The response should contain only those lines of the entries below that include the string "data".

[Stored records]
::::::::

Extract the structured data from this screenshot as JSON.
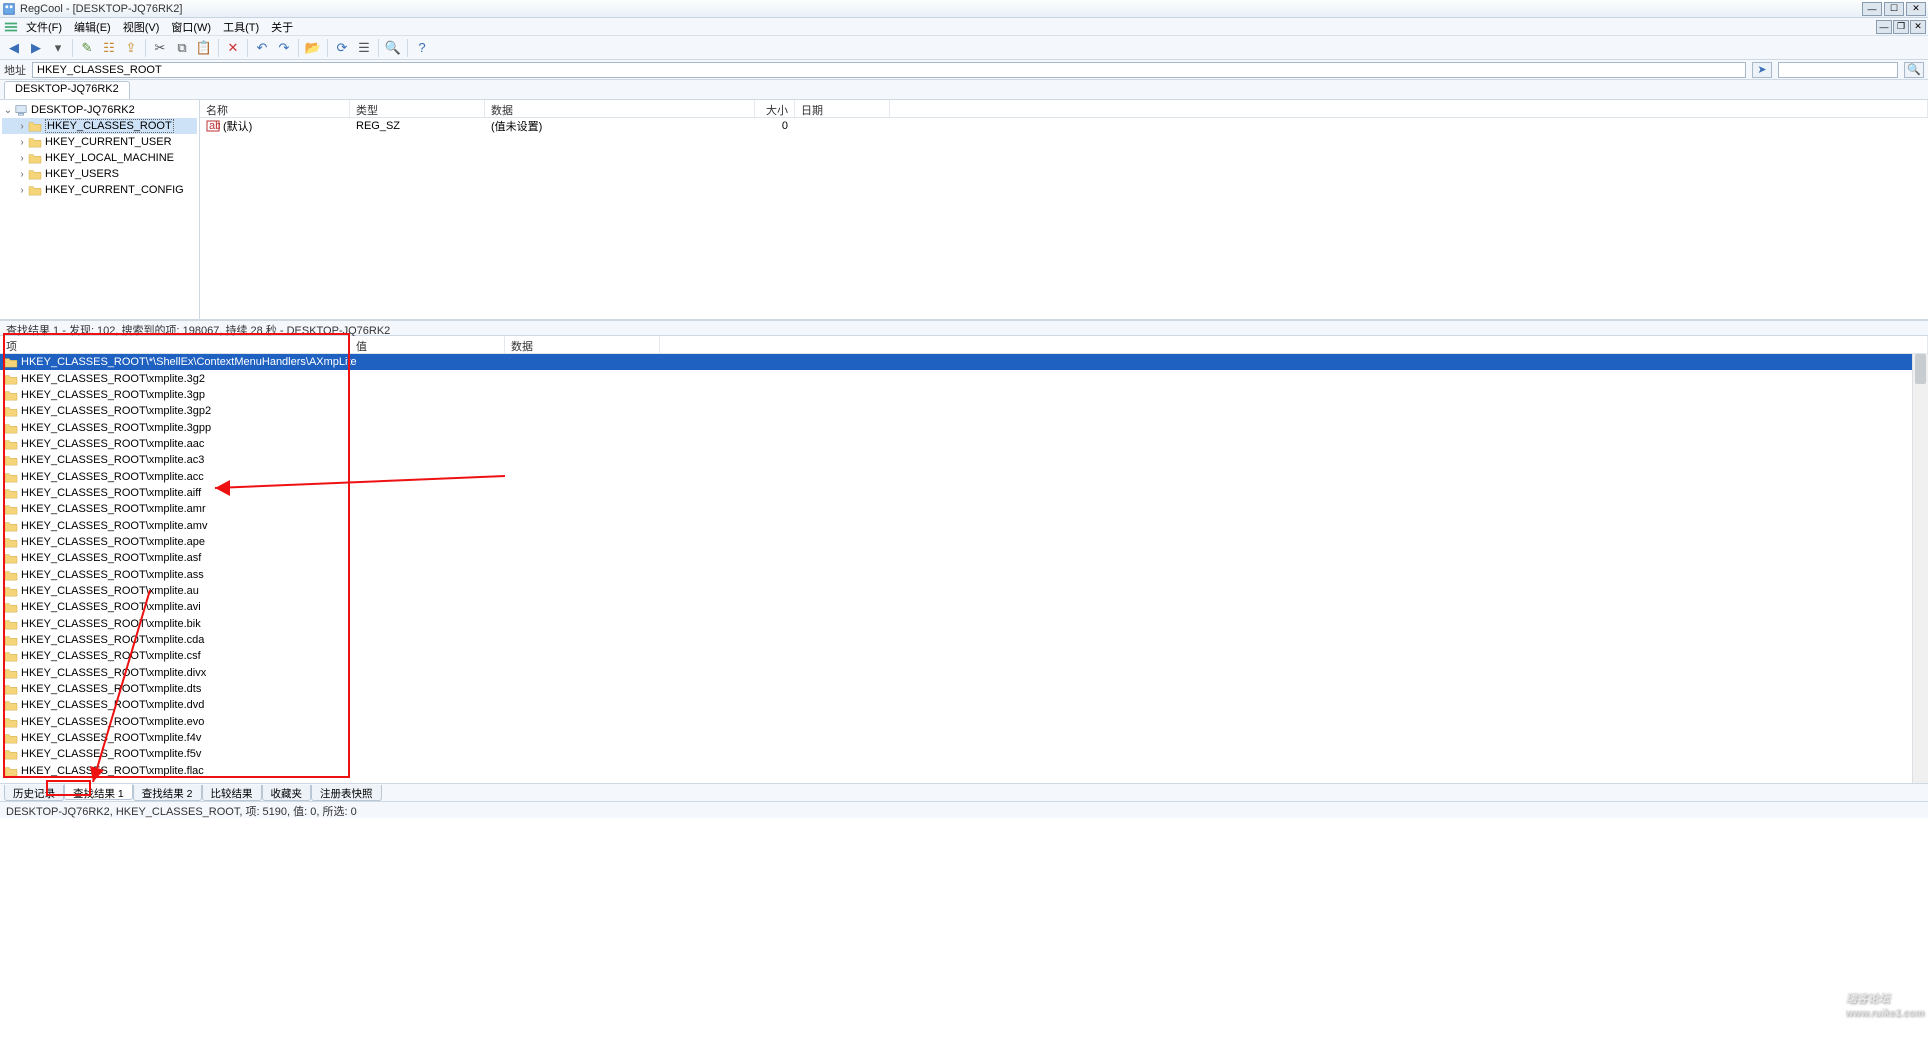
{
  "title": "RegCool - [DESKTOP-JQ76RK2]",
  "menus": [
    "文件(F)",
    "编辑(E)",
    "视图(V)",
    "窗口(W)",
    "工具(T)",
    "关于"
  ],
  "address_label": "地址",
  "address_value": "HKEY_CLASSES_ROOT",
  "doc_tab": "DESKTOP-JQ76RK2",
  "tree": {
    "root": "DESKTOP-JQ76RK2",
    "children": [
      "HKEY_CLASSES_ROOT",
      "HKEY_CURRENT_USER",
      "HKEY_LOCAL_MACHINE",
      "HKEY_USERS",
      "HKEY_CURRENT_CONFIG"
    ],
    "selected_index": 0
  },
  "value_columns": {
    "name": "名称",
    "type": "类型",
    "data": "数据",
    "size": "大小",
    "date": "日期"
  },
  "value_row": {
    "name": "(默认)",
    "type": "REG_SZ",
    "data": "(值未设置)",
    "size": "0",
    "date": ""
  },
  "search_status": "查找结果 1 - 发现: 102, 搜索到的项: 198067, 持续 28 秒 - DESKTOP-JQ76RK2",
  "result_columns": {
    "item": "项",
    "value": "值",
    "data": "数据"
  },
  "results": [
    "HKEY_CLASSES_ROOT\\*\\ShellEx\\ContextMenuHandlers\\AXmpLite",
    "HKEY_CLASSES_ROOT\\xmplite.3g2",
    "HKEY_CLASSES_ROOT\\xmplite.3gp",
    "HKEY_CLASSES_ROOT\\xmplite.3gp2",
    "HKEY_CLASSES_ROOT\\xmplite.3gpp",
    "HKEY_CLASSES_ROOT\\xmplite.aac",
    "HKEY_CLASSES_ROOT\\xmplite.ac3",
    "HKEY_CLASSES_ROOT\\xmplite.acc",
    "HKEY_CLASSES_ROOT\\xmplite.aiff",
    "HKEY_CLASSES_ROOT\\xmplite.amr",
    "HKEY_CLASSES_ROOT\\xmplite.amv",
    "HKEY_CLASSES_ROOT\\xmplite.ape",
    "HKEY_CLASSES_ROOT\\xmplite.asf",
    "HKEY_CLASSES_ROOT\\xmplite.ass",
    "HKEY_CLASSES_ROOT\\xmplite.au",
    "HKEY_CLASSES_ROOT\\xmplite.avi",
    "HKEY_CLASSES_ROOT\\xmplite.bik",
    "HKEY_CLASSES_ROOT\\xmplite.cda",
    "HKEY_CLASSES_ROOT\\xmplite.csf",
    "HKEY_CLASSES_ROOT\\xmplite.divx",
    "HKEY_CLASSES_ROOT\\xmplite.dts",
    "HKEY_CLASSES_ROOT\\xmplite.dvd",
    "HKEY_CLASSES_ROOT\\xmplite.evo",
    "HKEY_CLASSES_ROOT\\xmplite.f4v",
    "HKEY_CLASSES_ROOT\\xmplite.f5v",
    "HKEY_CLASSES_ROOT\\xmplite.flac"
  ],
  "results_selected_index": 0,
  "bottom_tabs": [
    "历史记录",
    "查找结果 1",
    "查找结果 2",
    "比较结果",
    "收藏夹",
    "注册表快照"
  ],
  "bottom_tab_active": 1,
  "statusbar": "DESKTOP-JQ76RK2, HKEY_CLASSES_ROOT, 项: 5190, 值: 0, 所选: 0",
  "watermark": {
    "main": "瑞客论坛",
    "sub": "www.ruike1.com"
  },
  "toolbar_icons": [
    {
      "name": "back-icon",
      "glyph": "◀",
      "color": "#3a6fb7"
    },
    {
      "name": "forward-icon",
      "glyph": "▶",
      "color": "#3a6fb7"
    },
    {
      "name": "dropdown-icon",
      "glyph": "▾",
      "color": "#555"
    },
    {
      "name": "sep"
    },
    {
      "name": "new-key-icon",
      "glyph": "✎",
      "color": "#5a8f3d"
    },
    {
      "name": "new-value-icon",
      "glyph": "☷",
      "color": "#c98b2e"
    },
    {
      "name": "export-icon",
      "glyph": "⇪",
      "color": "#c98b2e"
    },
    {
      "name": "sep"
    },
    {
      "name": "cut-icon",
      "glyph": "✂",
      "color": "#555"
    },
    {
      "name": "copy-icon",
      "glyph": "⧉",
      "color": "#555"
    },
    {
      "name": "paste-icon",
      "glyph": "📋",
      "color": "#555"
    },
    {
      "name": "sep"
    },
    {
      "name": "delete-icon",
      "glyph": "✕",
      "color": "#c33"
    },
    {
      "name": "sep"
    },
    {
      "name": "undo-icon",
      "glyph": "↶",
      "color": "#3a6fb7"
    },
    {
      "name": "redo-icon",
      "glyph": "↷",
      "color": "#3a6fb7"
    },
    {
      "name": "sep"
    },
    {
      "name": "open-icon",
      "glyph": "📂",
      "color": "#c98b2e"
    },
    {
      "name": "sep"
    },
    {
      "name": "refresh-icon",
      "glyph": "⟳",
      "color": "#3a6fb7"
    },
    {
      "name": "properties-icon",
      "glyph": "☰",
      "color": "#555"
    },
    {
      "name": "sep"
    },
    {
      "name": "find-icon",
      "glyph": "🔍",
      "color": "#3a6fb7"
    },
    {
      "name": "sep"
    },
    {
      "name": "help-icon",
      "glyph": "?",
      "color": "#3a6fb7"
    }
  ]
}
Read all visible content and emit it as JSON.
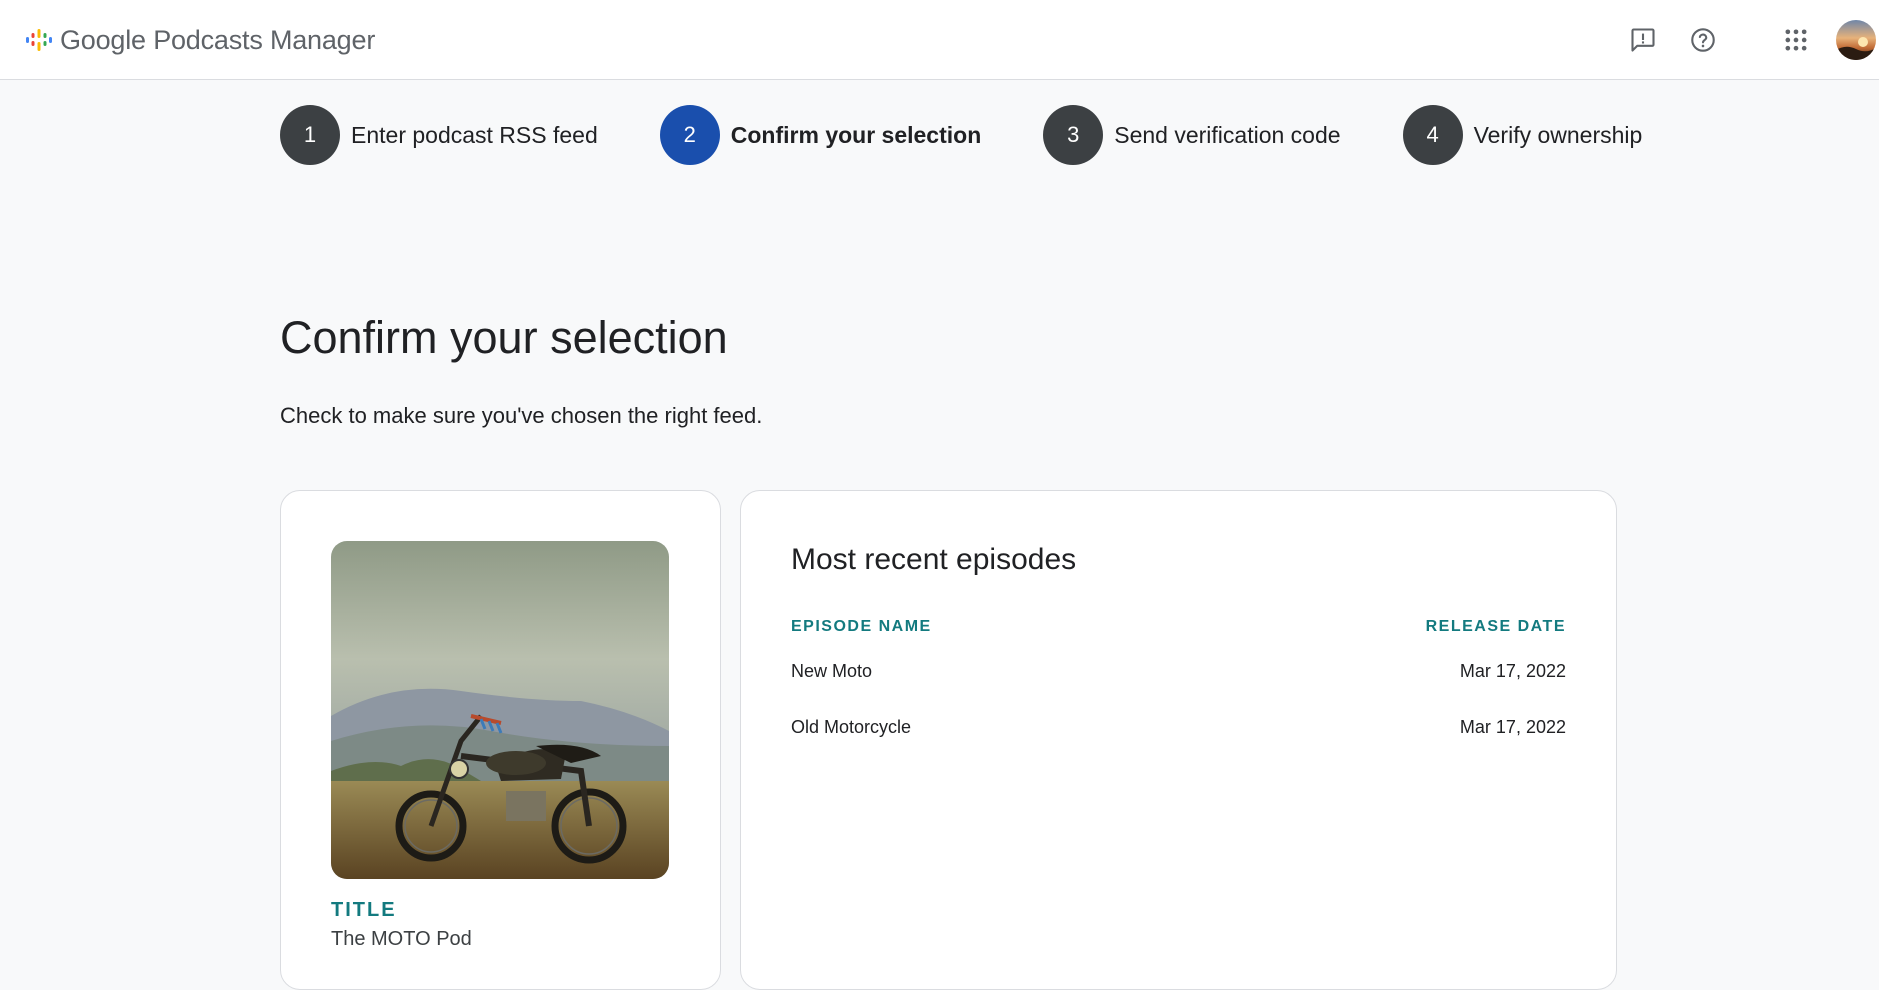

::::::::

ANSWER BOX:
Extract the structured data from this screenshot as JSON.
    "data": "数据",
    "data": "(值未设置)",
    "data": "数据"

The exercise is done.